Data entries:
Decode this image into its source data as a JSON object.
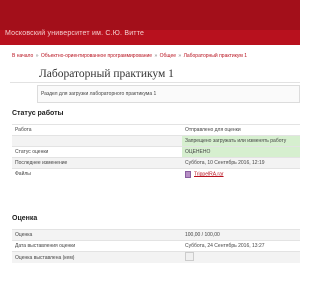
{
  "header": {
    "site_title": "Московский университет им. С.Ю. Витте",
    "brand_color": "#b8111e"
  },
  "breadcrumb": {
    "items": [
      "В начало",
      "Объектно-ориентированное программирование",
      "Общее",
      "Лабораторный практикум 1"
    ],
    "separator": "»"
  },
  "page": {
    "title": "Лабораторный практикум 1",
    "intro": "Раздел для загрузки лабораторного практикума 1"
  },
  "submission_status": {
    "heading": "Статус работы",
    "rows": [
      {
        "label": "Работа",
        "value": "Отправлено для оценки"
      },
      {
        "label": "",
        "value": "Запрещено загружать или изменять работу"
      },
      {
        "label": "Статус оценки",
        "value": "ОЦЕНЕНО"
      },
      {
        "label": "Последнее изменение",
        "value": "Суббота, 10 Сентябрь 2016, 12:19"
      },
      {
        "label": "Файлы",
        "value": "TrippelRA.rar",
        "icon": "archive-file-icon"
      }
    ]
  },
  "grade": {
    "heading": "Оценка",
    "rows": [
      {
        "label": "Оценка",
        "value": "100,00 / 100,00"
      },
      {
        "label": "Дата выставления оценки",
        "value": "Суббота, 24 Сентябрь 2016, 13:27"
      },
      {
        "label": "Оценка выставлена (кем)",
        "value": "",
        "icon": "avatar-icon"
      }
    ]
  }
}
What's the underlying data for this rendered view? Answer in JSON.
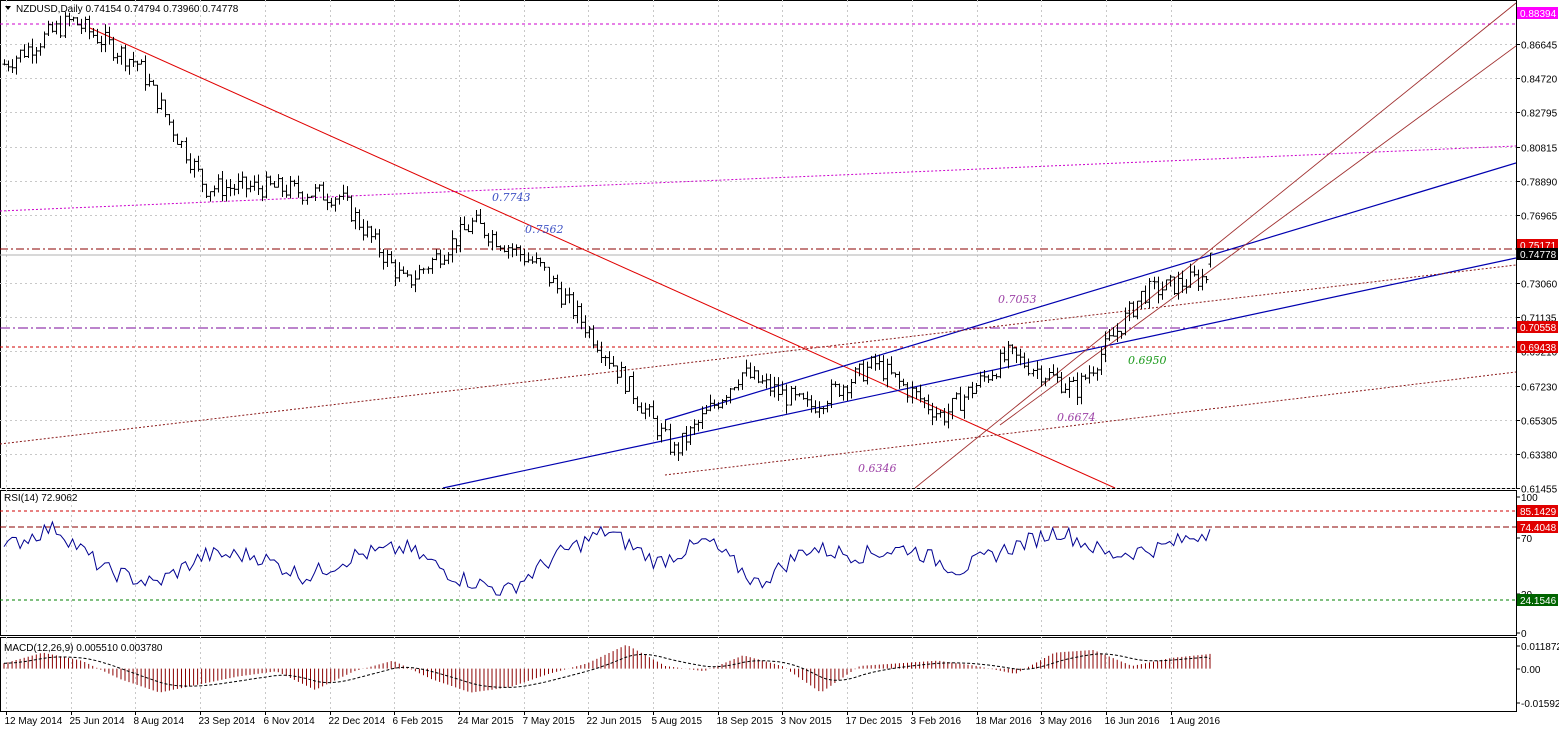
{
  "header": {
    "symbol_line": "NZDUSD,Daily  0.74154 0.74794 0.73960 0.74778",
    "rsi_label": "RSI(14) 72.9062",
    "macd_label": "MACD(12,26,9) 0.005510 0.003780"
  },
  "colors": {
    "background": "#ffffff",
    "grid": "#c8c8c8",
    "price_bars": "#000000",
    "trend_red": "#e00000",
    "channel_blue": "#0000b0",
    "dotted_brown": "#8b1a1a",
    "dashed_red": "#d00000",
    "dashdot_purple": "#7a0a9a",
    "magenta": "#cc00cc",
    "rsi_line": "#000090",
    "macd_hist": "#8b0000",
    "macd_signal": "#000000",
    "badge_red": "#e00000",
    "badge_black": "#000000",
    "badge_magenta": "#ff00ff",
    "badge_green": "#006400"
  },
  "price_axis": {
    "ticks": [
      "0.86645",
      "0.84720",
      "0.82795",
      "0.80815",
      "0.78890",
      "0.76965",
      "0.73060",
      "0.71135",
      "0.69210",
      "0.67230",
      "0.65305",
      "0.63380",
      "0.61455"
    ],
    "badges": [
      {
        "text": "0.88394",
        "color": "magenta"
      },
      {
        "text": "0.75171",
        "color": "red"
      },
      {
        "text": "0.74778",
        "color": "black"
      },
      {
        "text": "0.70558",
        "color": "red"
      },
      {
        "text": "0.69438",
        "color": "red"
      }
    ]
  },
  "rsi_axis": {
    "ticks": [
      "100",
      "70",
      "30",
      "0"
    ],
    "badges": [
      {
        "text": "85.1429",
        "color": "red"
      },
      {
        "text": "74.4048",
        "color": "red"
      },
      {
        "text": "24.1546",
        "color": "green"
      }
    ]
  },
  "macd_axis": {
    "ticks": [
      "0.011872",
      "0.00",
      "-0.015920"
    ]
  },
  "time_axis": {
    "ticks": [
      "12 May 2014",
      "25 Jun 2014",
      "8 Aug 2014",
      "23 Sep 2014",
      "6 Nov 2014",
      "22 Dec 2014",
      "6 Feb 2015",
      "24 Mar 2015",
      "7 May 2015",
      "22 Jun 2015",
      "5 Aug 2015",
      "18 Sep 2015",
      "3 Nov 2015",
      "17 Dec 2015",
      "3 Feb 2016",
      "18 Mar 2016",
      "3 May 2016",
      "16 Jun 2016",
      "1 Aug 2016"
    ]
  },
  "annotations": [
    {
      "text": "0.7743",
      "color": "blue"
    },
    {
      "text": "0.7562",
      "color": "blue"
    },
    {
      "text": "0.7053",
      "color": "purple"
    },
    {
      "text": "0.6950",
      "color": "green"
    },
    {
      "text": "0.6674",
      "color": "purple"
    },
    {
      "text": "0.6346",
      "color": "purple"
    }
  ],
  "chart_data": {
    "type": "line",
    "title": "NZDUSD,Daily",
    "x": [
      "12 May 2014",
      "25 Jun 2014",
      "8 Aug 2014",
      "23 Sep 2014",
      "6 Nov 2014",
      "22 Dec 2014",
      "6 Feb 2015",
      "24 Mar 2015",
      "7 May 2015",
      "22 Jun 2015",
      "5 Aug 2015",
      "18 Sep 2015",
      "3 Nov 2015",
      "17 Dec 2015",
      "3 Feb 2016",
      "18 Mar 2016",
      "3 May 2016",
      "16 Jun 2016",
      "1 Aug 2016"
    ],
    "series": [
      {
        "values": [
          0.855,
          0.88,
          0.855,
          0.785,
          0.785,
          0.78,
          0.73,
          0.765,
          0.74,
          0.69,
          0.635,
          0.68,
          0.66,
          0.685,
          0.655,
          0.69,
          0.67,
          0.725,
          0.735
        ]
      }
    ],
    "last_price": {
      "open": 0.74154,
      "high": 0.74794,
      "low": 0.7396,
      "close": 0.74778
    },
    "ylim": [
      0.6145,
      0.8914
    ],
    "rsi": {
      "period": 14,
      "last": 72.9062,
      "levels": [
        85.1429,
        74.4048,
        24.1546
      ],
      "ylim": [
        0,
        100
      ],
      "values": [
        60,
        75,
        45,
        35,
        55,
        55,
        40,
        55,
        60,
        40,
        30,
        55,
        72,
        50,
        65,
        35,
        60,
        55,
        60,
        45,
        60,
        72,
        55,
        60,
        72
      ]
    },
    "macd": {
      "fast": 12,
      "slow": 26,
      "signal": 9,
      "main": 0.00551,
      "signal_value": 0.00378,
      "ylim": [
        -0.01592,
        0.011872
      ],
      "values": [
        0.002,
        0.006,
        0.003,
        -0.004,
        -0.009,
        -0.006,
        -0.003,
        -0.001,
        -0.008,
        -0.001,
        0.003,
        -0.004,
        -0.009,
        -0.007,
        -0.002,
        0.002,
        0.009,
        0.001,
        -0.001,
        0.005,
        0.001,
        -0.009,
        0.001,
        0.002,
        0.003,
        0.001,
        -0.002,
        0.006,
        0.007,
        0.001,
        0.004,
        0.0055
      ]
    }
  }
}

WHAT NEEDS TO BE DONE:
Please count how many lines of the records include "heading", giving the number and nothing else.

RESPONSE BELOW:
2